Q: What about all those doomsday scenarios I keep hearing about, like a housing market collapse, crude oil at $100 a barrel, and a hedge-fund implosion?
A: Those worries haven't gone away, but they've receded into the background. Oil briefly dipped below its high of $58 a barrel to around $50, but then went back up to $54, so it's still providing a drag on consumer and business spending. Hedge funds seem to be surviving turmoil in the capital markets sparked by problems at the auto makers. The housing market is effervescent in many regions of the U.S. But with mortgage rates falling and labor markets generally improving, chances are slim that anything will drag housing down to earth in the near term.
Q: What should we be most concerned about?
A: If you want to worry, think about this: The U.S. economy is still humming along mainly thanks to the strength of consumer spending, which is being fueled by the housing boom. Business spending hasn't kept pace. Sure, Corporate America has a ton of cash, but it isn't hiring workers, expanding, and investing in the future the way it was expected to.
"Unless and until business starts hiring and spending aggressively, the best we can hope for is an anemic, real estate-fueled economy," Barry Ritholtz, chief market strategist at Maxim Group, wrote to clients on June 3.
He describes the economy as "a dog whose hunting days are coming to an end." But with some of their worst fears fading and the Fed apparently close to finished with rate-tightening, most economists are decidedly more optimistic than that -- for now, at least.

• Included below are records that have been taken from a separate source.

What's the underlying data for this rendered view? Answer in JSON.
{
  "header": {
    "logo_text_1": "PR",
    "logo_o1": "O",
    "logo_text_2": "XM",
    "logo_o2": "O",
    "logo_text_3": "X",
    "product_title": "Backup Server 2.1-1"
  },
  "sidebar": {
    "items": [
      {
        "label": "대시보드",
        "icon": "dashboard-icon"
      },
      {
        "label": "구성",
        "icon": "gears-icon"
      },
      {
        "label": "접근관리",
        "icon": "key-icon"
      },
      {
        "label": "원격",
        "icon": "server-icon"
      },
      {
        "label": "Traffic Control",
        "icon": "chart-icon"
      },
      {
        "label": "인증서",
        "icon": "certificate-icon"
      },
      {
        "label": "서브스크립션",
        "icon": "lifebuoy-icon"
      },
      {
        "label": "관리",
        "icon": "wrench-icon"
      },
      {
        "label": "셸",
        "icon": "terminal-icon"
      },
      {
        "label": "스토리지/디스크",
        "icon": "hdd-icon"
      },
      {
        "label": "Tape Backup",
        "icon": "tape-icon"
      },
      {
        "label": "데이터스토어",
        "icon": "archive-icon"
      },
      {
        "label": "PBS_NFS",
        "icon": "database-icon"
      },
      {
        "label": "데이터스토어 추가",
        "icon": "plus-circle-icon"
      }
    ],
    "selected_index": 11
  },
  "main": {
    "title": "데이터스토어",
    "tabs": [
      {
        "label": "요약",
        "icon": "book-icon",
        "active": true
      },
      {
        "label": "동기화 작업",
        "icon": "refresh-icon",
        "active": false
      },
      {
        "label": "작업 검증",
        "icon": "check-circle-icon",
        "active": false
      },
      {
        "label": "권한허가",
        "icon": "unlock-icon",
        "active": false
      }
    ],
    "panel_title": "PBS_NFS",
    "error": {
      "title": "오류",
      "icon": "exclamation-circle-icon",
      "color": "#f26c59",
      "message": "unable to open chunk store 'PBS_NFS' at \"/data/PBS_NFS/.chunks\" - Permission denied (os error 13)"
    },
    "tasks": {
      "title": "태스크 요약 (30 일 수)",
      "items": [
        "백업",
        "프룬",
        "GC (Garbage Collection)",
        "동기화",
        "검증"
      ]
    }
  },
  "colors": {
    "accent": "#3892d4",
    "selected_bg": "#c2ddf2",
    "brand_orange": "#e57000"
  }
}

Stone is a senior writer for BusinessWeek Online in New York